=== RECORDS SUPPLIED ===

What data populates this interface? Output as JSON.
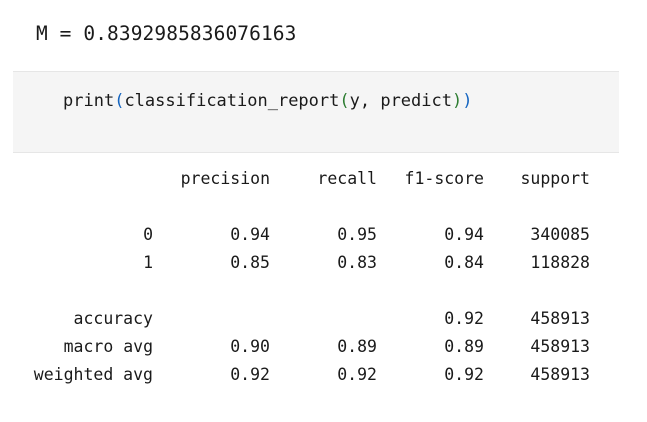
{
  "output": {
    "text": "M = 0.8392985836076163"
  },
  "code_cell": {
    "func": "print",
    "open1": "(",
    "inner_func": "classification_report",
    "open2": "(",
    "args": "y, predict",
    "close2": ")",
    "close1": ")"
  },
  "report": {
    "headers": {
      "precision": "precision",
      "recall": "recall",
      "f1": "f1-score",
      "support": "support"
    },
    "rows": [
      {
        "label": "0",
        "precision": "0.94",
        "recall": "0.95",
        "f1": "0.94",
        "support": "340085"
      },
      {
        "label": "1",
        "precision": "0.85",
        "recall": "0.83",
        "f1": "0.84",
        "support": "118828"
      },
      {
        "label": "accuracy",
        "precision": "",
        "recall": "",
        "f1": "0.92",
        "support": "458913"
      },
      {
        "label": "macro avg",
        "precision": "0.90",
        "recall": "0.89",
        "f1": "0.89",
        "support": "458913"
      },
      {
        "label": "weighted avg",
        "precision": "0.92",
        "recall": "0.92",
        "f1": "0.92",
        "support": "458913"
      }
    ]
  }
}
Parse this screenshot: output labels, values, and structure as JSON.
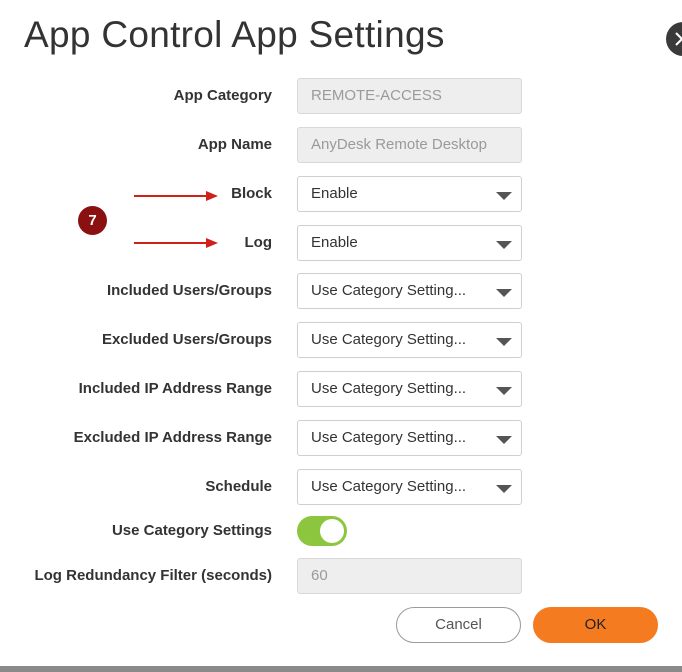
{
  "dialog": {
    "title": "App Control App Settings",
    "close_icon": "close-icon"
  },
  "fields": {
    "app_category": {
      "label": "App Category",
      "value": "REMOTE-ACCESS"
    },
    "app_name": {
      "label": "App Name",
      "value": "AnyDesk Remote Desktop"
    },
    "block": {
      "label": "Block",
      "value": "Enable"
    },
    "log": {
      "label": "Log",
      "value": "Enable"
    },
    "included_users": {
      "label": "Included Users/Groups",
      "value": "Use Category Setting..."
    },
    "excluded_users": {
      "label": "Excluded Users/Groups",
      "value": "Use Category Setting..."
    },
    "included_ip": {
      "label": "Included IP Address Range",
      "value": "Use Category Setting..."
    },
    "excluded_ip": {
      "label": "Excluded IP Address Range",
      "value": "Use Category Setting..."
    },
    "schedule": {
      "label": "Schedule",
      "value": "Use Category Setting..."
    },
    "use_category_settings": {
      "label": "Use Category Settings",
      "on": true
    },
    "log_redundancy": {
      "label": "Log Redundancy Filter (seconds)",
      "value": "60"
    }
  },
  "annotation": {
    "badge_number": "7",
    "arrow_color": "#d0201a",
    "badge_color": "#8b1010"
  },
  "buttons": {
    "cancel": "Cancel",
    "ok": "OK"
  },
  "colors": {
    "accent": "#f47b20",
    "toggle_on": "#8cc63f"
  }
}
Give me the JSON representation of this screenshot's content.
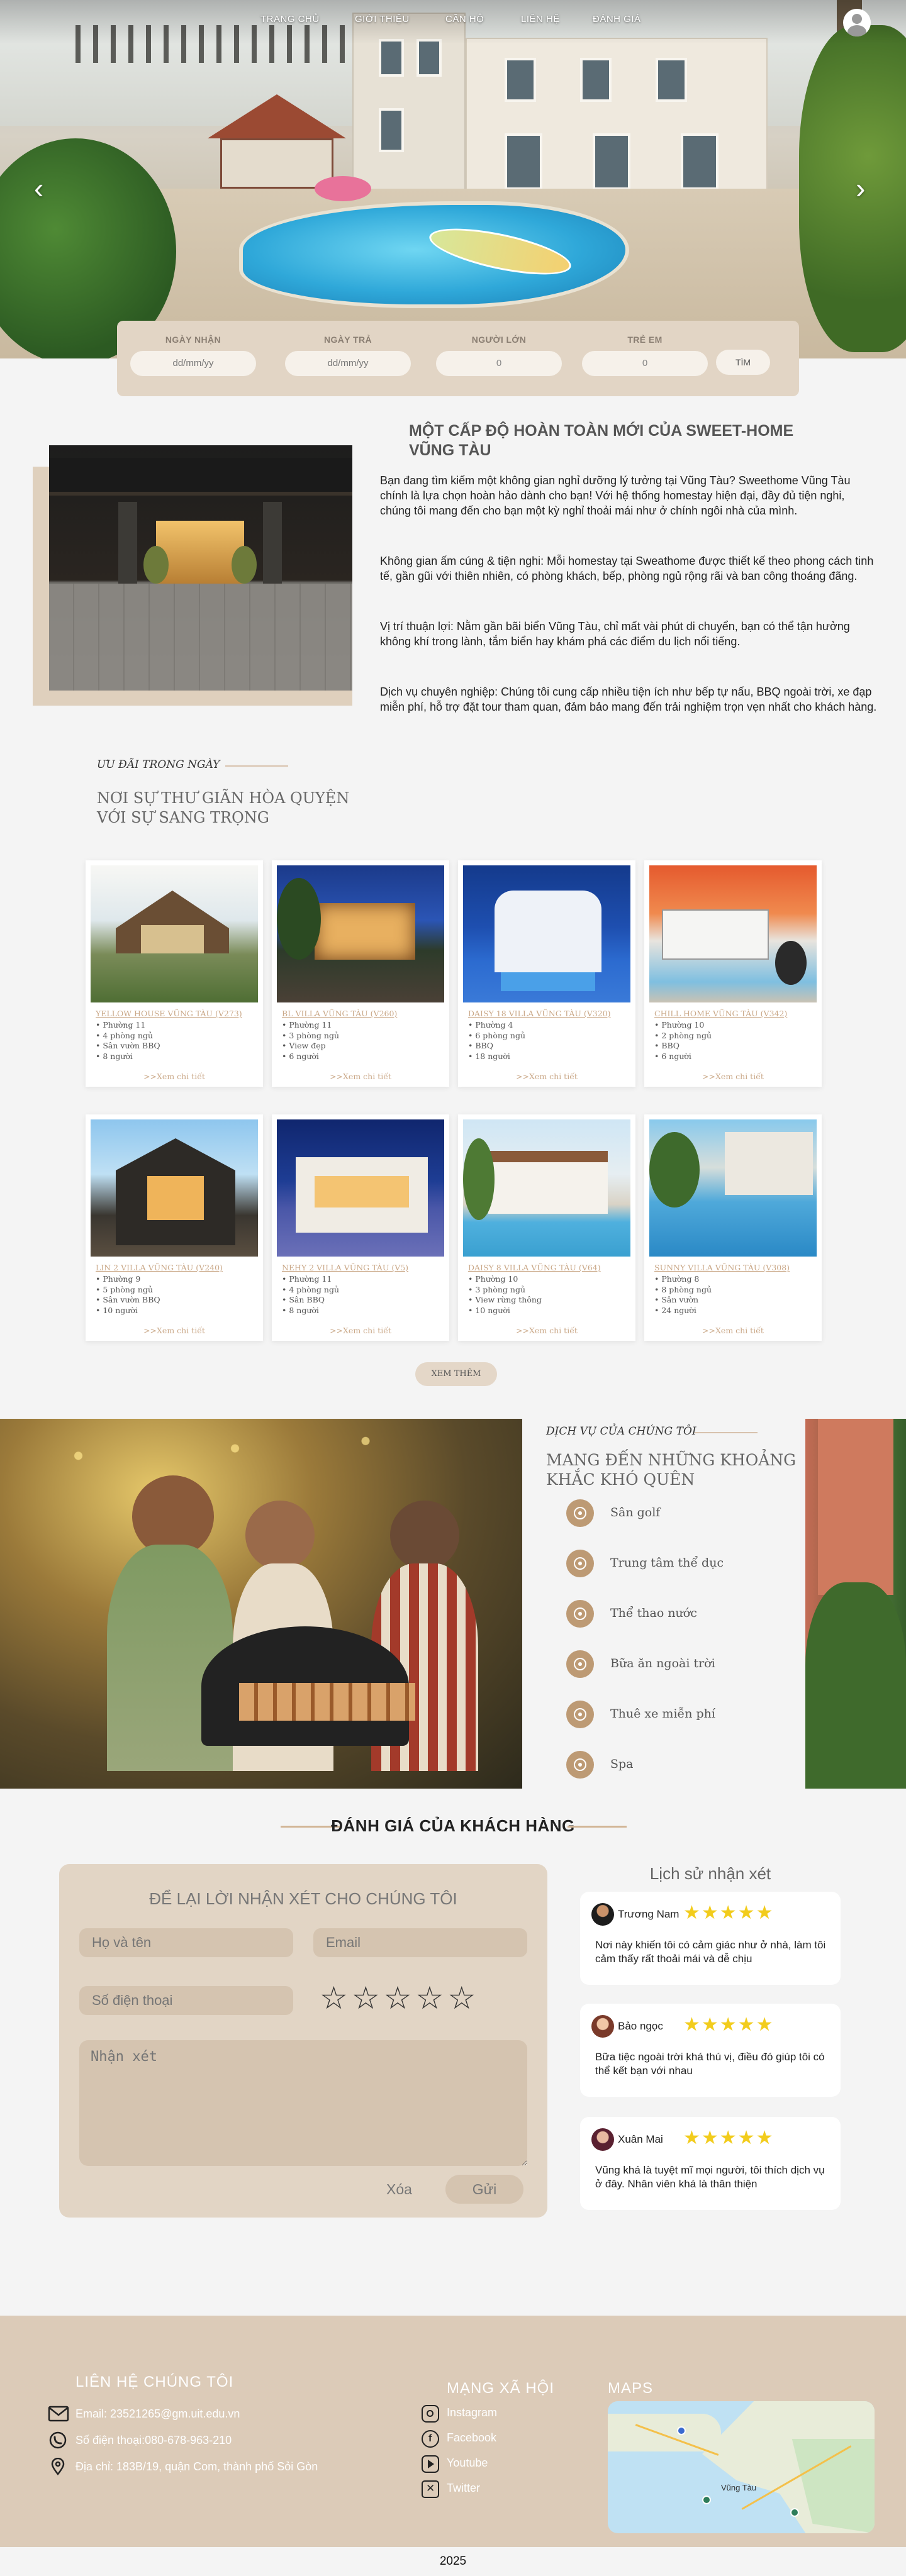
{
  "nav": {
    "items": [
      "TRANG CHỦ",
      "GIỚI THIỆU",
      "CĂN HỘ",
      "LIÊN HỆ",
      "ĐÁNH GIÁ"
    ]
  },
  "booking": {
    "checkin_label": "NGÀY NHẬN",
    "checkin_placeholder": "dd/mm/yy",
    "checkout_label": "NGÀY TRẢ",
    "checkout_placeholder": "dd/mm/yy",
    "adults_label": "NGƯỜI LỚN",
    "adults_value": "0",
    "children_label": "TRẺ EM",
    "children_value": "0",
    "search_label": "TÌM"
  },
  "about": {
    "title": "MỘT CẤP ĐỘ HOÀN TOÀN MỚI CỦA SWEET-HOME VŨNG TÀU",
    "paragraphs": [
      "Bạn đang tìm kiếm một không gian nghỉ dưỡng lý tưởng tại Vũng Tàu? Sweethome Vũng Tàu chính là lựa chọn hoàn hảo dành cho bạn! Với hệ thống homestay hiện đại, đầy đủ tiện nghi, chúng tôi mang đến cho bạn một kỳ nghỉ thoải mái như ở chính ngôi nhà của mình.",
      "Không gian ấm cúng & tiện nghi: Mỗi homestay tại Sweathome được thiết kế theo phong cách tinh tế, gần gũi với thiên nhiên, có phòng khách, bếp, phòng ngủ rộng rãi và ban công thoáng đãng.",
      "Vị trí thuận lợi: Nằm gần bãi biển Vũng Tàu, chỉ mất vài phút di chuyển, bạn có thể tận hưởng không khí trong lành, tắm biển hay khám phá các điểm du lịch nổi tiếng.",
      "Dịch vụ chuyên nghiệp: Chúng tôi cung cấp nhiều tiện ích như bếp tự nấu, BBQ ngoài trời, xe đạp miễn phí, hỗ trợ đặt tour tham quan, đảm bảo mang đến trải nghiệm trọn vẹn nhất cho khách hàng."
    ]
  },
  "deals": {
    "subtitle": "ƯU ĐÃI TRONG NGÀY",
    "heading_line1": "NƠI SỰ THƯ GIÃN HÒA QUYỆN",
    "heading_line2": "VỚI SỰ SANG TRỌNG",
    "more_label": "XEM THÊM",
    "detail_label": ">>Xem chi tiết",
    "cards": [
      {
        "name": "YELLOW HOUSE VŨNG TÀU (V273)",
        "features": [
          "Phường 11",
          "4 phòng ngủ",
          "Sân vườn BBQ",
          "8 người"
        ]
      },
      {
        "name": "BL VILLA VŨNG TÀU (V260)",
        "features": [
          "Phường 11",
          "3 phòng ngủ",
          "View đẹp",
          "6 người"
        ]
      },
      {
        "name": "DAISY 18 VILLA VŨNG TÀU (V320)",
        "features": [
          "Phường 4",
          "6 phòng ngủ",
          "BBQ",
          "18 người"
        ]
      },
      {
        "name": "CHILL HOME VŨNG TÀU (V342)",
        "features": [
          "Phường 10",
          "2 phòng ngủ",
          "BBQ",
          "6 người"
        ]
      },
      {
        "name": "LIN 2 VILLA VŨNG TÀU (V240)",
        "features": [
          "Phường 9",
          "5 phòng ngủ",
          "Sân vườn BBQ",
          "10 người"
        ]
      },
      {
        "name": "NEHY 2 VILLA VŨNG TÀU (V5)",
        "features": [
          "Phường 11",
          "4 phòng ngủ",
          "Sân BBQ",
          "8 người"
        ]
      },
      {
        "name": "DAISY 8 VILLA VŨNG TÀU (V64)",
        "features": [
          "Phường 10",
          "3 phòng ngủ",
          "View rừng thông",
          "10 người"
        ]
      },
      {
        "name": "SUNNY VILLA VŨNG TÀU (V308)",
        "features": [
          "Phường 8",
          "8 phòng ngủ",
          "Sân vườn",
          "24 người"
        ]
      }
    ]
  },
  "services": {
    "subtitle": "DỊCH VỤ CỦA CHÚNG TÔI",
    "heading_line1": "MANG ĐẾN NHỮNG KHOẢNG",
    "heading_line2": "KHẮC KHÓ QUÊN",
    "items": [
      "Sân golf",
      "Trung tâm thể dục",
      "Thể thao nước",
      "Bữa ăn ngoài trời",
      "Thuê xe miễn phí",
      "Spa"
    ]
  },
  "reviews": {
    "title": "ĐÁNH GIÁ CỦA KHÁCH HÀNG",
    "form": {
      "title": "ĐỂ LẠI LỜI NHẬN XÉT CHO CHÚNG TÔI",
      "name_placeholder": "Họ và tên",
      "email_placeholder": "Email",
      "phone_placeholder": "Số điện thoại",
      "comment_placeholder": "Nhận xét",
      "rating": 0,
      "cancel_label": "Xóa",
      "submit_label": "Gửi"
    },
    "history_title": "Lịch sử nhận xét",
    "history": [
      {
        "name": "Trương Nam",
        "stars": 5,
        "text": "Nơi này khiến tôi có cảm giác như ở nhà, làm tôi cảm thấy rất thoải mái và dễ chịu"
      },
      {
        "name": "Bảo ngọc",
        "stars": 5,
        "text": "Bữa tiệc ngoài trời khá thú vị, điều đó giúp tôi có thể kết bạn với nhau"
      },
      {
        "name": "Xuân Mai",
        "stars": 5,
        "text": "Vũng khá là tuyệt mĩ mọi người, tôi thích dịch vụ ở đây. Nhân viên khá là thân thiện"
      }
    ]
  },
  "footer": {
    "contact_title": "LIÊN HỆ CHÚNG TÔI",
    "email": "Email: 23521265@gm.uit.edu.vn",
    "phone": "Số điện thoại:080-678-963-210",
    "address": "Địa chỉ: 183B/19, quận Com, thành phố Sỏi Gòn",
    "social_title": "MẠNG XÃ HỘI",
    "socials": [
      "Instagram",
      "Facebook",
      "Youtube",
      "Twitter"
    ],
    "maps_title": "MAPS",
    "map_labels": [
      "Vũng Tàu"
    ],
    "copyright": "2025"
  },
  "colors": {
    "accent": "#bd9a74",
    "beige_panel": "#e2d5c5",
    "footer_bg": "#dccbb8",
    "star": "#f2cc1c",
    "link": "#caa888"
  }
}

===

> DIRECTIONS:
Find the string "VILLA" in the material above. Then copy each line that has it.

> OUTPUT BELOW:
        "name": "BL VILLA VŨNG TÀU (V260)",
        "name": "DAISY 18 VILLA VŨNG TÀU (V320)",
        "name": "LIN 2 VILLA VŨNG TÀU (V240)",
        "name": "NEHY 2 VILLA VŨNG TÀU (V5)",
        "name": "DAISY 8 VILLA VŨNG TÀU (V64)",
        "name": "SUNNY VILLA VŨNG TÀU (V308)",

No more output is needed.